Pengram from the US won the Mixed Reality award for making a solution that holographically "teleported" the engineers from different places into a workspace when needed.
The remote tech is not just giving verbal instruction but actually showing the local tech holographically how to fix the problem.
As described in the previous section, the template grating was fabricated by refilling the CLC material (shown in Table 1) into the holographically cured sample with a grating spacing of about 7.3 [micro]m.
As depicted in Figure 1, an eternal black hole has two asymptotically AdS regions, which can be holographically described by two identical, noninteracting copies of the conformal field theory.
Kim, "Growth of ordered, single-domain, alumina nanopore arrays with holographically patterned aluminum films," Applied Physics Letters, vol.
TelePresence Tech said the acquisition allows it to extend beyond the barriers of geographical distance by transmitting people to appear holographically at life-size within a room with true depth for live interaction in real time.

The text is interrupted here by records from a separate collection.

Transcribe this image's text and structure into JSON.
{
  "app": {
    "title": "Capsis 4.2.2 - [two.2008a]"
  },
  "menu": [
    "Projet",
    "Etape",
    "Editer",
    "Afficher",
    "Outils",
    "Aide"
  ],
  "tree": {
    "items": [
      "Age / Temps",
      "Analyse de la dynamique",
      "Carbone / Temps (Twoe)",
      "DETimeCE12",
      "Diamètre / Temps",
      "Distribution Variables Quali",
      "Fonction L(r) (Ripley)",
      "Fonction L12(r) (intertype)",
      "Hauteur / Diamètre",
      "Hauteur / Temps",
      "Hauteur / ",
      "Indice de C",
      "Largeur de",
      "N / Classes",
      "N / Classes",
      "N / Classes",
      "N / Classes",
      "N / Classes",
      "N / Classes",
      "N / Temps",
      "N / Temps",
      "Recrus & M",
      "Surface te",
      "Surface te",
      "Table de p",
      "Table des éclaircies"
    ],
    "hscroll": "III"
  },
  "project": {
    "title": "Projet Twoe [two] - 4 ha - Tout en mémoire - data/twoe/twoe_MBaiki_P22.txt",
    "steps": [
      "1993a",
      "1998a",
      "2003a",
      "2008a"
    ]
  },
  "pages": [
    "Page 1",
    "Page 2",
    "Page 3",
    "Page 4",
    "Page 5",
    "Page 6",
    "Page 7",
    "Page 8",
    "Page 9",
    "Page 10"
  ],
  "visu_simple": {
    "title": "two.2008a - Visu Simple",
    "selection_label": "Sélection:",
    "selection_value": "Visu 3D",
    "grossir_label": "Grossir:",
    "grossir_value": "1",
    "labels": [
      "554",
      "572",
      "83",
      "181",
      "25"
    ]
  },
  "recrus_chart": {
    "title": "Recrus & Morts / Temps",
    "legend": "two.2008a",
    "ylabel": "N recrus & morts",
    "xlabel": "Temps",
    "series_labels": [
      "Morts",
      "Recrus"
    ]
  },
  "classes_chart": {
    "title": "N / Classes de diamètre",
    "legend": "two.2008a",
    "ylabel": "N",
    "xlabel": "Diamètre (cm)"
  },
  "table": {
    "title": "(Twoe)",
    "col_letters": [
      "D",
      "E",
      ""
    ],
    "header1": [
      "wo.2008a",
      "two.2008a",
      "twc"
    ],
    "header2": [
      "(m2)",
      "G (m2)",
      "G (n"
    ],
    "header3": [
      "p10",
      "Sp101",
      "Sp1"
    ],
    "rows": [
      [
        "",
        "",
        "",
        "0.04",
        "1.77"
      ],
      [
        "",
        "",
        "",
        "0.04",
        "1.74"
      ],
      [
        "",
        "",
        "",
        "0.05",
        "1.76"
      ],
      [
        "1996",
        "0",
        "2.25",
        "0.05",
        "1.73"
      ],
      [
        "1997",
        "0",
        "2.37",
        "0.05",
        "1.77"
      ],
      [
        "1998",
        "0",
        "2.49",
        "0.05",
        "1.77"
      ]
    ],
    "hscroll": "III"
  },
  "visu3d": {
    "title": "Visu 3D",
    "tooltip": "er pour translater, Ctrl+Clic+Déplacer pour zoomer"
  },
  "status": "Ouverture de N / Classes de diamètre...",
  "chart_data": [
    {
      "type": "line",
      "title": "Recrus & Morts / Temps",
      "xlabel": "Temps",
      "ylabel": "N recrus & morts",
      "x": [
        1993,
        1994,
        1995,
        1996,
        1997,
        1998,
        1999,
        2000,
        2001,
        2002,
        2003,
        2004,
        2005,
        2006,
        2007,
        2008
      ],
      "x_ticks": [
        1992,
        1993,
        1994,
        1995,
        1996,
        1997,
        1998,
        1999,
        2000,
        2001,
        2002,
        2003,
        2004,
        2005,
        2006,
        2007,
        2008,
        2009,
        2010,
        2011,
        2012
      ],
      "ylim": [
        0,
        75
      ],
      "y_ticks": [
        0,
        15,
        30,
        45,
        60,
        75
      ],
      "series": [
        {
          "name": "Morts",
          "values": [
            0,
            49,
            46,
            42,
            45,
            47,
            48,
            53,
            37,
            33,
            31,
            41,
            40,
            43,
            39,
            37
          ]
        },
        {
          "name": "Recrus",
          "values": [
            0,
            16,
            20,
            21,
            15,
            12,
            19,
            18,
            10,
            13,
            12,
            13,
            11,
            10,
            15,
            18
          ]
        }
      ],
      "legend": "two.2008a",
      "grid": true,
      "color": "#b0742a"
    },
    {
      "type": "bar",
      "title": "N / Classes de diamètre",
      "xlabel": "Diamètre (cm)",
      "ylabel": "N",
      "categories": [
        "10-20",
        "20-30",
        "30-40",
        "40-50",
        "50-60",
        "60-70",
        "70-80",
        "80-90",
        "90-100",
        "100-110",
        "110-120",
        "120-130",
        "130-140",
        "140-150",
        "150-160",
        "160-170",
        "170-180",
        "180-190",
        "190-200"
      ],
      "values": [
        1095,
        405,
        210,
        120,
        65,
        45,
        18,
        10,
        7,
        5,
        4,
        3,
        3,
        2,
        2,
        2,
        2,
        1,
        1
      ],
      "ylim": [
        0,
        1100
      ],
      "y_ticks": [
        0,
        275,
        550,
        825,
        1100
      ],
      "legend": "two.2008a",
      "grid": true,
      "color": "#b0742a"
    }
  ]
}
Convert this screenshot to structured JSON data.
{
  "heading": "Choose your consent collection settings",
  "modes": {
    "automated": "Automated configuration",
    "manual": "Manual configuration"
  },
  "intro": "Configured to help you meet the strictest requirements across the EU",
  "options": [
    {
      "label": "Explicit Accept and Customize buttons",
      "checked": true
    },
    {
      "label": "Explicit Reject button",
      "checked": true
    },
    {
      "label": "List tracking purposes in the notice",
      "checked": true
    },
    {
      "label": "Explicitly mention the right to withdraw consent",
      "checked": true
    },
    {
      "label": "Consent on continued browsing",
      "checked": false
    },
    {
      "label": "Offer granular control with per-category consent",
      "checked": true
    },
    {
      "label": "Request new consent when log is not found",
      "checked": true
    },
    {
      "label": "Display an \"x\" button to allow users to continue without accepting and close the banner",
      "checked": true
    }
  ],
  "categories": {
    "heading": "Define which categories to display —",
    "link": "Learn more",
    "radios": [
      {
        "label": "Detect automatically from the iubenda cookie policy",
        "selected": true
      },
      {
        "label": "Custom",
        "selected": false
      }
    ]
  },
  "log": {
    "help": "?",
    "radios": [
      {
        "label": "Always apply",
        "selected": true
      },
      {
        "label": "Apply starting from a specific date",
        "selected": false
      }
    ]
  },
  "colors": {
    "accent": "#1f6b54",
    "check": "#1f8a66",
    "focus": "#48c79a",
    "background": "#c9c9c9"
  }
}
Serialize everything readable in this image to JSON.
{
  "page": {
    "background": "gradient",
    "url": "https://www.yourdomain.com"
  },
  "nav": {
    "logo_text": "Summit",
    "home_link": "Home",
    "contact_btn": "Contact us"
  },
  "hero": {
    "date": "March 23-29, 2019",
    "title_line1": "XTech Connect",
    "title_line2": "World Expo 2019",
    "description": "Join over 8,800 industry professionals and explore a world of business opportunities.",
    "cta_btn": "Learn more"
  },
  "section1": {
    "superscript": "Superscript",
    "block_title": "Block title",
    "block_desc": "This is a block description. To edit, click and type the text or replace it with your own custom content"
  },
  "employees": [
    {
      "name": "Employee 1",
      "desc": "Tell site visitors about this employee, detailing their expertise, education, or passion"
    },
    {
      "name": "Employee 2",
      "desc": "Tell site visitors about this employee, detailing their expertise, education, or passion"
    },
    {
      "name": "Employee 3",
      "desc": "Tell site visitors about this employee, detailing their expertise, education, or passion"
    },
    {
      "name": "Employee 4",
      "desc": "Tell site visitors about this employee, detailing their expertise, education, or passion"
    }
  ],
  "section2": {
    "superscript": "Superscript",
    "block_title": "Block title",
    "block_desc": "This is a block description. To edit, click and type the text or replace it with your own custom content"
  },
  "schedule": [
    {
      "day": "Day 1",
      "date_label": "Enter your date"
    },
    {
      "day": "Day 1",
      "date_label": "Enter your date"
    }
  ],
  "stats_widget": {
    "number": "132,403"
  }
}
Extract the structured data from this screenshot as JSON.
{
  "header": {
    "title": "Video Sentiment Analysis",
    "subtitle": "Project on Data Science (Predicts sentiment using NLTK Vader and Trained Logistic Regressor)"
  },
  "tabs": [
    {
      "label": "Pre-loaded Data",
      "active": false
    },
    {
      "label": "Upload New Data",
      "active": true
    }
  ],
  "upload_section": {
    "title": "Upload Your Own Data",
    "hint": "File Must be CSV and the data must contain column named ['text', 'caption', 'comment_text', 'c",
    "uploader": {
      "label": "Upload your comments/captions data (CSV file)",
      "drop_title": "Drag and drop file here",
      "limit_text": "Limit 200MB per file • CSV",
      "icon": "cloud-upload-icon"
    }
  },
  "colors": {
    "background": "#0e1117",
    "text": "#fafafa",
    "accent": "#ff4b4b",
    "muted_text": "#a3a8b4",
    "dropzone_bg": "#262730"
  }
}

Now, before me, holographically the perfect age he was during our last visit, he took each bite slowly and purposefully like he did with everything he enjoyed.
It is structured holographically, the entirety manifest at every point.
Computer games and virtual reality web sites currently are screen-bound, but virtual media of the future will be projected holographically in unbounded, three-dimensional space (see overlapping ellipses for screen media and virtual media in Fig.
Furthermore, 3D reconstruction of 2D images from sectional imaging can lead to detailed 3D models of body structures, which can then be holographically displayed.